Input for this task:

[Start of Attachment]

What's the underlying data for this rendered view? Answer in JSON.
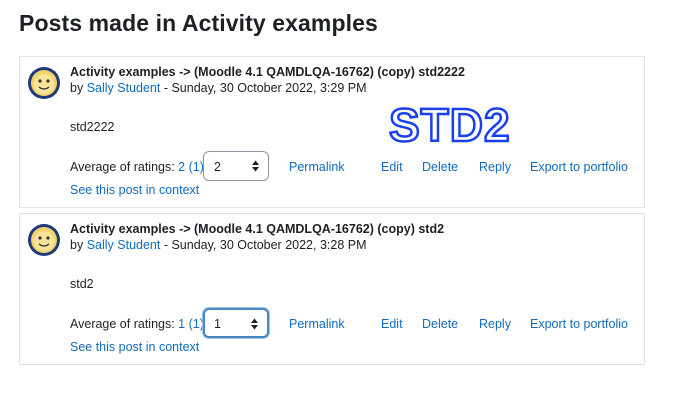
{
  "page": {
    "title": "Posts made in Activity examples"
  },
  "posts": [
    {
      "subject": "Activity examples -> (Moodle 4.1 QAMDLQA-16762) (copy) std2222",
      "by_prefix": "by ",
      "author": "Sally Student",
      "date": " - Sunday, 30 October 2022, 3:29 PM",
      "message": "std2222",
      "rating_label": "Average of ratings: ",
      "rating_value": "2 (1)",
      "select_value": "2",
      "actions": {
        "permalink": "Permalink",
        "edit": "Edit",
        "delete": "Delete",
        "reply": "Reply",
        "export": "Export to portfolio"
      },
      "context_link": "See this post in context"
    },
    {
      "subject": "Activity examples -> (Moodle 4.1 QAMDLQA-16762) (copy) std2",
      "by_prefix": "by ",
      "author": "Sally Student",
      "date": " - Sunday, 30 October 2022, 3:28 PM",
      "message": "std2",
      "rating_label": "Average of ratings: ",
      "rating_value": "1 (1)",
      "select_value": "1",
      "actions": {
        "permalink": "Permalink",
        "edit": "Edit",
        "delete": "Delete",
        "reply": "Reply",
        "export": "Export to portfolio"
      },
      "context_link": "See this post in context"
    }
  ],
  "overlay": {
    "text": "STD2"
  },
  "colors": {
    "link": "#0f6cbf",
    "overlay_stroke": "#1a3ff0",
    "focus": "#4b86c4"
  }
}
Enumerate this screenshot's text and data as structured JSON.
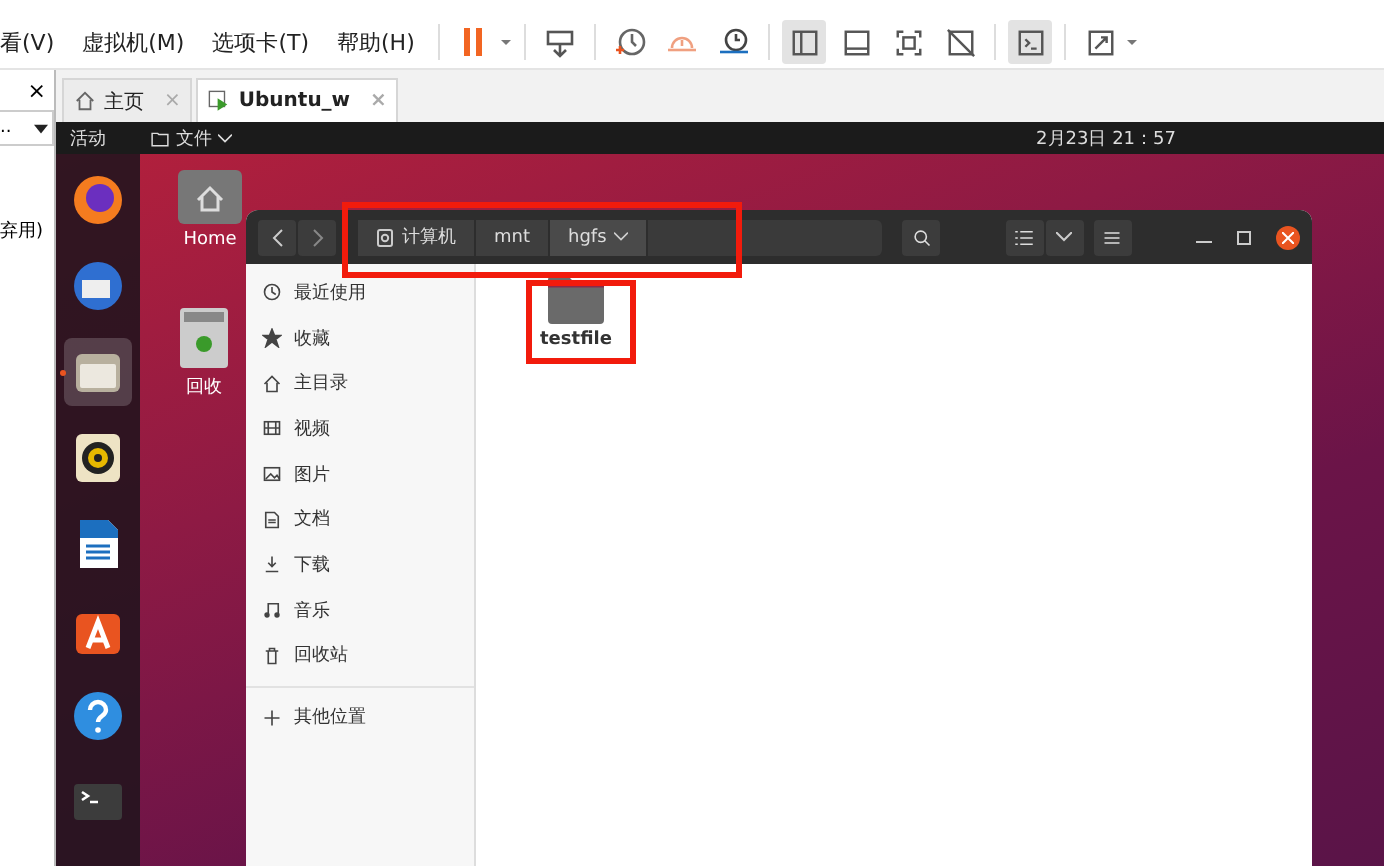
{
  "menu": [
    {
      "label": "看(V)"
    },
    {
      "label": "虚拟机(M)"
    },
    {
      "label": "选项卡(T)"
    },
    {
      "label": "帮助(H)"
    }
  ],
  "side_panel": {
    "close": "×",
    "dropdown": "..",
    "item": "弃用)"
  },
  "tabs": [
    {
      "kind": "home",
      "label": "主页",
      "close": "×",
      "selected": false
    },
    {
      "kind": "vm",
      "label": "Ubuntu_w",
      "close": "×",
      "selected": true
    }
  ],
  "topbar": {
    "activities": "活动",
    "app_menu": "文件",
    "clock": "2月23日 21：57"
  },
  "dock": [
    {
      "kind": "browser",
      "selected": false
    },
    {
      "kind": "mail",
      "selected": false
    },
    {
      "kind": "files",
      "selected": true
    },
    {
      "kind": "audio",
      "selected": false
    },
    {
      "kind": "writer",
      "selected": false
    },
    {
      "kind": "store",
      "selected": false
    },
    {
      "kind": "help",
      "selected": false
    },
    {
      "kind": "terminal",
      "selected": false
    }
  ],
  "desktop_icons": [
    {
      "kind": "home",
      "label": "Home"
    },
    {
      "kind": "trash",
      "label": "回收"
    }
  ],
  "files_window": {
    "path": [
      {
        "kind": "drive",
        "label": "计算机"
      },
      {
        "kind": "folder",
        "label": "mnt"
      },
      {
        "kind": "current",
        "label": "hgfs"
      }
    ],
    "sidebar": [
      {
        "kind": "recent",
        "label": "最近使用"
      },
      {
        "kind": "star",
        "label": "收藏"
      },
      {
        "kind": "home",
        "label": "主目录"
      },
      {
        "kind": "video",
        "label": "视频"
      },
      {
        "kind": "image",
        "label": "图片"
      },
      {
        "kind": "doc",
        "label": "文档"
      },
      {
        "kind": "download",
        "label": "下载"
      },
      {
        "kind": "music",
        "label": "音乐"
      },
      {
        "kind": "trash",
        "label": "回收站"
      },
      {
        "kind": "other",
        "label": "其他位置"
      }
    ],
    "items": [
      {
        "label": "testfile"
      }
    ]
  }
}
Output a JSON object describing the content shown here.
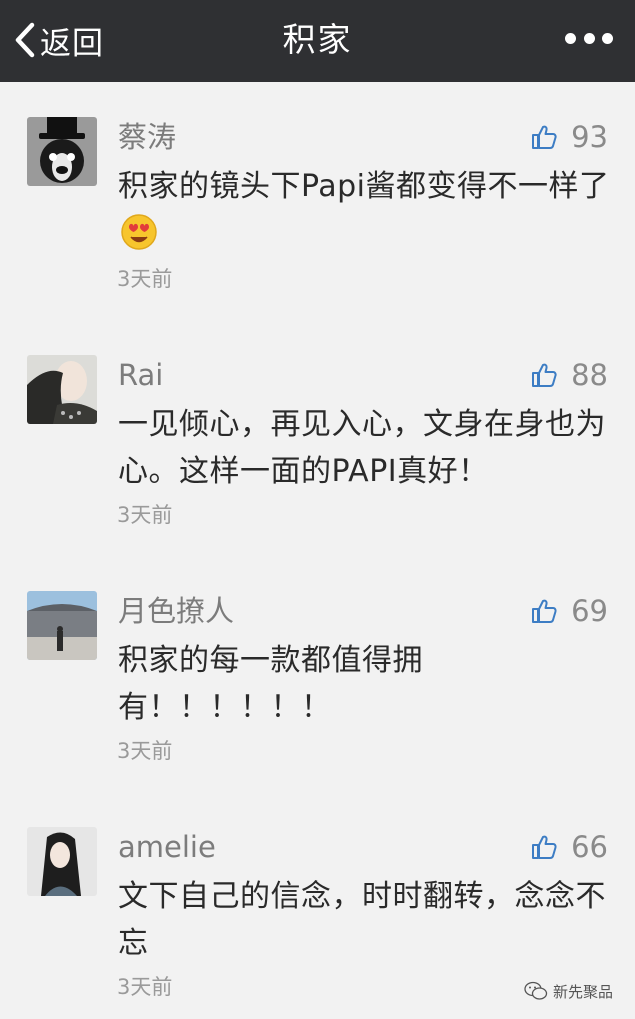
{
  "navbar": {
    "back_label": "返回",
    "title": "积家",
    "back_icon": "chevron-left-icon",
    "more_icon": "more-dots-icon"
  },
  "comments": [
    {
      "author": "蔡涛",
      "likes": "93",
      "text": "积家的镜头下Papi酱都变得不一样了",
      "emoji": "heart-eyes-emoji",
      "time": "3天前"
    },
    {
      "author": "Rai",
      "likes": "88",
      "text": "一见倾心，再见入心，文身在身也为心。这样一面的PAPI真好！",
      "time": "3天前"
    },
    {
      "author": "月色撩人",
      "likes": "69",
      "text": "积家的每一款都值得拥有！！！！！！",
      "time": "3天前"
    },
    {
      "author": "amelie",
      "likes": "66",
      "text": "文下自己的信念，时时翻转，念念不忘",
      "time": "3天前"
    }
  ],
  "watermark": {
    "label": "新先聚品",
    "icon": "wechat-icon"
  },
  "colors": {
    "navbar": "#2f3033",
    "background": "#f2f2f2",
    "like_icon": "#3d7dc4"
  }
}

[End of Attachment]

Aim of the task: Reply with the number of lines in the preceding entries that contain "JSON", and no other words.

Result of the exercise: 3